Automated Production Systems recently debuted its wet-dry feeder, a modulating heater and a positive air displacement ventilation system at World Pork Expo in Des Moine, Iowa.

The new technology is designed to foster hog health by improving the environment within the pig barn, said Brian Rieck, product manager at APS.

HI2LO wet/dry feeder

Rieck said the HI2LO is the first feeder on the market with individual trough space and individual nipples.

“It’s the only one tailored to serve the individual feeding preferences of your hogs,” he said, explaining that each hog mixes the feed-to-water ratio that it wants.

“The hog pulls feed off the shelf. There’s a feed wetter nipple in the trough. So it puts in the amount of water it wants in order to get the mixture to its own liking. It’s just natural for them to do that.

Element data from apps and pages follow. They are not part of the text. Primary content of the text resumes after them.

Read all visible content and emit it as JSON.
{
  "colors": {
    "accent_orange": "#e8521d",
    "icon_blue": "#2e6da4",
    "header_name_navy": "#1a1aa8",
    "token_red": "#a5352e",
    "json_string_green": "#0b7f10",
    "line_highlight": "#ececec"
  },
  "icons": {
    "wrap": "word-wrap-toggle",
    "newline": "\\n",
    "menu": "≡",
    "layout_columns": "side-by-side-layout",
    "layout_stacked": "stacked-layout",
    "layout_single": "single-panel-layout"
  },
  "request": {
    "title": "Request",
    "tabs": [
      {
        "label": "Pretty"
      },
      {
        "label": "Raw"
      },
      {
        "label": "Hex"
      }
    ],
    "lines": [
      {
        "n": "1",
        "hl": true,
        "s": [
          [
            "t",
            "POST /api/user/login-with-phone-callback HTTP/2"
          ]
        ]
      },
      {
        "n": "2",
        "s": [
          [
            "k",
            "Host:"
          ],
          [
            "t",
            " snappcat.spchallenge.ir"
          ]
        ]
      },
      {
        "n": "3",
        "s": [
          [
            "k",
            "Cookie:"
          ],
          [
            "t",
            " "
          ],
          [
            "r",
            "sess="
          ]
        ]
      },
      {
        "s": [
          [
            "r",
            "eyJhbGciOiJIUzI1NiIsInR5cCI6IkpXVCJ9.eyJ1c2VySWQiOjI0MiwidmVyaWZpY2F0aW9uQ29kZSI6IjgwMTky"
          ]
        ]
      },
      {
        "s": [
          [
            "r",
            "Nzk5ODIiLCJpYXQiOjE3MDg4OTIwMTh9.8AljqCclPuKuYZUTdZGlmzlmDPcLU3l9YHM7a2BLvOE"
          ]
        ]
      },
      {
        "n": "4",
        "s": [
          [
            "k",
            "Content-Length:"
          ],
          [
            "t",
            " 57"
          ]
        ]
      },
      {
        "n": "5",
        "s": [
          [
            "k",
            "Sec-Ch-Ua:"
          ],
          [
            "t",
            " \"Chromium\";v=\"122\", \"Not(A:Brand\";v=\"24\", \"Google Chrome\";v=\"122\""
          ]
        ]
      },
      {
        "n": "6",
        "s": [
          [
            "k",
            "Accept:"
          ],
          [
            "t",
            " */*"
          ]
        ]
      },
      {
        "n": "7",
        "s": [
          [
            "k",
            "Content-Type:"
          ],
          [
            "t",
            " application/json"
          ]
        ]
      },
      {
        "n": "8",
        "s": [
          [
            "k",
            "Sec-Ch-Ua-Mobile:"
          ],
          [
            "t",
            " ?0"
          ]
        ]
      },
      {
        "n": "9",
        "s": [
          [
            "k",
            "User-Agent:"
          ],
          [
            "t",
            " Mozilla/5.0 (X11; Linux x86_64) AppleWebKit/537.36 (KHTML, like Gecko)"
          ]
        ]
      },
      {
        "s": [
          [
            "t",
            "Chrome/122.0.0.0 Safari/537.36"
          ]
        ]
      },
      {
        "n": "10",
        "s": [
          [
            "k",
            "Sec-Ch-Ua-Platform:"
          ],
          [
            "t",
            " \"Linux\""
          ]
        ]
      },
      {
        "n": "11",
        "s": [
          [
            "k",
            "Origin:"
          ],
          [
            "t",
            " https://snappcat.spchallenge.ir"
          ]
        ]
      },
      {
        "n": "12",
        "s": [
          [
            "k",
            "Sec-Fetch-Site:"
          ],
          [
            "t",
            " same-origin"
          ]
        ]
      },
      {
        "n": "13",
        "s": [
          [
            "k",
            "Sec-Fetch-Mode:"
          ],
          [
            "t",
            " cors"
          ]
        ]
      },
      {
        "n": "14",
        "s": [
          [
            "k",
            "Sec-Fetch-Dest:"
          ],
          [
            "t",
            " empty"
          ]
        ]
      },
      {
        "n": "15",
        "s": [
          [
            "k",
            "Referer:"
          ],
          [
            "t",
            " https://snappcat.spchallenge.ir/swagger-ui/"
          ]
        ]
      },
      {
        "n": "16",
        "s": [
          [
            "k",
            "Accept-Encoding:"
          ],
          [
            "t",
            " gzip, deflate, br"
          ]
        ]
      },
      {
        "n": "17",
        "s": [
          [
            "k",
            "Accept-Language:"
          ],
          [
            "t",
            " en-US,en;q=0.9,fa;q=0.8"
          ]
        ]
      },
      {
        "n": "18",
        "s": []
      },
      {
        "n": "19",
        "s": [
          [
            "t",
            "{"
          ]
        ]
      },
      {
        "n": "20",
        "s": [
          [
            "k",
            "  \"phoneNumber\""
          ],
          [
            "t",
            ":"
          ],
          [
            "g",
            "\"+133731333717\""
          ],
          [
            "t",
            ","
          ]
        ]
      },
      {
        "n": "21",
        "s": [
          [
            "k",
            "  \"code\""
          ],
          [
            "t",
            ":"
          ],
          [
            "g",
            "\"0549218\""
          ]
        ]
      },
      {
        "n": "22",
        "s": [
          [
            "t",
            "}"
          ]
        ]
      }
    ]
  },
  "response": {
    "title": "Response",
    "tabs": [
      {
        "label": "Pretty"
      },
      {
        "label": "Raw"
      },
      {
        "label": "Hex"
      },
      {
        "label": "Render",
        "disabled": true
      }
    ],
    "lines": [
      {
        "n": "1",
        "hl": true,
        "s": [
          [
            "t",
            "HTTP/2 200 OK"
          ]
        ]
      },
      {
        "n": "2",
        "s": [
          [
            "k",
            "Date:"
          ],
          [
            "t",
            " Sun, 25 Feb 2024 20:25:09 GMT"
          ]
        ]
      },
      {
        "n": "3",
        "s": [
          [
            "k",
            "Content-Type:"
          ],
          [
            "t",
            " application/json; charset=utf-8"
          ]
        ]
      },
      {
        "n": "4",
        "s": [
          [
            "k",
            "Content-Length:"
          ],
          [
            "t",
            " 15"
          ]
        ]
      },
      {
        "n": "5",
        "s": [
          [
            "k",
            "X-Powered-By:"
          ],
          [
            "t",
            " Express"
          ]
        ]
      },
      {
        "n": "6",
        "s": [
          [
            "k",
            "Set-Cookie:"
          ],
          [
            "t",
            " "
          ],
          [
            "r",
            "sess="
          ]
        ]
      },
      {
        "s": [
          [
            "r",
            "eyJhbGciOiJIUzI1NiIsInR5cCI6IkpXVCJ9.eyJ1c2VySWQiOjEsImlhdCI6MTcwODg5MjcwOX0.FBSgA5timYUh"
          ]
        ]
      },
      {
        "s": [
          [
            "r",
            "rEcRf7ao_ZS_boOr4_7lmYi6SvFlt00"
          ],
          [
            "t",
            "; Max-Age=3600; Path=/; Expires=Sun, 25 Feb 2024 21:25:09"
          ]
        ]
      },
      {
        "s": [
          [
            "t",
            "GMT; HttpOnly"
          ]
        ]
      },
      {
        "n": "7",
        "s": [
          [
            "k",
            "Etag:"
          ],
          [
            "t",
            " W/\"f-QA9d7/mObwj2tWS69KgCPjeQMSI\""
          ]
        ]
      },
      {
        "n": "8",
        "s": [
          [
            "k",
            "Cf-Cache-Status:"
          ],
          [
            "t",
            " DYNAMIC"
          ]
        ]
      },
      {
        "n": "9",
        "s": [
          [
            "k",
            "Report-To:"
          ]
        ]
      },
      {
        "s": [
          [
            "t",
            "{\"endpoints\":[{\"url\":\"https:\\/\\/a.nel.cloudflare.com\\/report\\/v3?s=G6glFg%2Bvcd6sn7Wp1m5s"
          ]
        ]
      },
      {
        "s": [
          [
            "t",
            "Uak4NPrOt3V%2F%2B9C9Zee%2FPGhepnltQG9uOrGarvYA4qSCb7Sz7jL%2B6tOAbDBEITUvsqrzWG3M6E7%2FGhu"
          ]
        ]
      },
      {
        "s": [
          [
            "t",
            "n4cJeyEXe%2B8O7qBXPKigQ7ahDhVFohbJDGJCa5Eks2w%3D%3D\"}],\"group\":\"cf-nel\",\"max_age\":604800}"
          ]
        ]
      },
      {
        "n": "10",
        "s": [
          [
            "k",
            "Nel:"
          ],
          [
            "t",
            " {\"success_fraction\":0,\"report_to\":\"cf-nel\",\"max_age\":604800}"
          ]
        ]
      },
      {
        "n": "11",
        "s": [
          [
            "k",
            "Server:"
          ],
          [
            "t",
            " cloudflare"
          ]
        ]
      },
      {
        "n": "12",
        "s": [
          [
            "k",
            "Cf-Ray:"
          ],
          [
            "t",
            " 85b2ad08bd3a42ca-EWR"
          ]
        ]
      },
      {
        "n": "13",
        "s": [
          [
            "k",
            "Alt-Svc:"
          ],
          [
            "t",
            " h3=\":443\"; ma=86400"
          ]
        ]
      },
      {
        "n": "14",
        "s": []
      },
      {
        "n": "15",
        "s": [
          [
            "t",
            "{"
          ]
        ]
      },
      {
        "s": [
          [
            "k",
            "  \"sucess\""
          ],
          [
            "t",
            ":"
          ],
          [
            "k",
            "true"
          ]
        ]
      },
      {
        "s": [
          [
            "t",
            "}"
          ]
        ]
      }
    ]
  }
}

“The A-shaped shelf is new. All the other wet-dry feeders on the market have a flat shelf. But this A-shape takes feed from the hopper and forces it down into the trough so you don’t have that dead space where older stagnant feed builds up and clogs the flow.”

The standard hopper on the three-hole feeder comes from the factory with a capacity of 450 pounds of feed.

Rieck said most other wet-dry feeders require a bolt-on hopper extension as an extra-cost option.

The auto-flow control nipples at each feeding station are engineered to regulate water flow at a rate of one gallon per minute regardless of water pressure in the barn.

It maintains that flow through a range of 15 to 90 pounds per sq. inch barn water pressure.

“Another unique innovation is our trough, that you can raise or lower four inches by turning a crank,” he said.

“When the pigs are small, you lower the shelf so they have easier access to the feed. And you gradually raise the shelf throughout their growth cycle, just by turning the crank that’s built into the feeder.”

Each individual feed trough has weeping holes in the bottom to reduce the potential of flooding in the barn.

Variable Rate Heater

There are a number of unique features incorporated into the new VariFlame heater, Rieck said.

One item that seems like a little thing, but is actually a big thing, is the fact that a single quarter inch nut driver is the only tool needed to service every component in the heater.

“We took all these things that producers have said they don’t like in their forced air heaters, and we found solutions, and put those solutions into the VariFlame,” he said.

“The variable rate control lets you run the heater from 50,000 BTUs up to 250,000 BTUs. You’re not stuck with a simple on-off control as you are with most other heaters.

“You can run the heater at the BTUs that your barn needs at any given moment. One advantage of that is you can keep the fan running all the time to circulate and mix air in the barn. That lets you control humidity and eliminate dead air spots.”

He said the housing can be either stainless steel or painted, and the modulating heater is the first that can work with any control, giving the operator remote access from anywhere and from any web-enabled device.

The system can be tailored to run just the heater or also control curtains, fans and other equipment. The stir-fan mode allows barn operators to circulate air through the heater without turning on the burner.

Positive pressure ventilation

A positive pressure ventilation system uses the fans to force fresh air from outside into the barn. This pressurizes the barn slightly and pushes stale air out through countless spaces that are nearly impossible to seal in any barn.

Rieck said most barns have a negative pressure ventilation system that uses the fans to suck air out of the barn and allow air and viruses to sneak in through leaks in the building.

“We’re developing a whole package for positive pressure ventilation,” he said.

“It includes the fans, filters, evap cooling, the exhaust system and the control system.  It’s a complete climate control package we’ve designed to foster hog health.”

For more information, contact Rieck at 217-226-4401 or visit


About the author



Stories from our other publications